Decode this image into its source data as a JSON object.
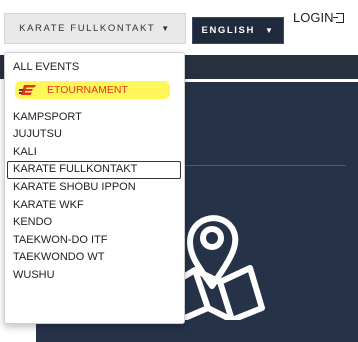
{
  "header": {
    "sport_select_label": "KARATE FULLKONTAKT",
    "language_select_label": "ENGLISH",
    "login_label": "LOGIN",
    "caret": "▼"
  },
  "dropdown": {
    "options_top": [
      "ALL EVENTS"
    ],
    "highlight_option": "ETOURNAMENT",
    "options": [
      "KAMPSPORT",
      "JUJUTSU",
      "KALI",
      "KARATE FULLKONTAKT",
      "KARATE SHOBU IPPON",
      "KARATE WKF",
      "KENDO",
      "TAEKWON-DO ITF",
      "TAEKWONDO WT",
      "WUSHU"
    ],
    "selected_option": "KARATE FULLKONTAKT"
  },
  "colors": {
    "hero_background": "#253248",
    "highlight": "#fff75a",
    "brand_red": "#e8321e"
  },
  "icons": {
    "hero_icon": "map-pin-icon",
    "login_icon": "sign-in-icon",
    "etournament_logo": "etournament-logo"
  }
}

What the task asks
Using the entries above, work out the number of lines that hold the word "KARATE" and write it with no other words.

Answer space
5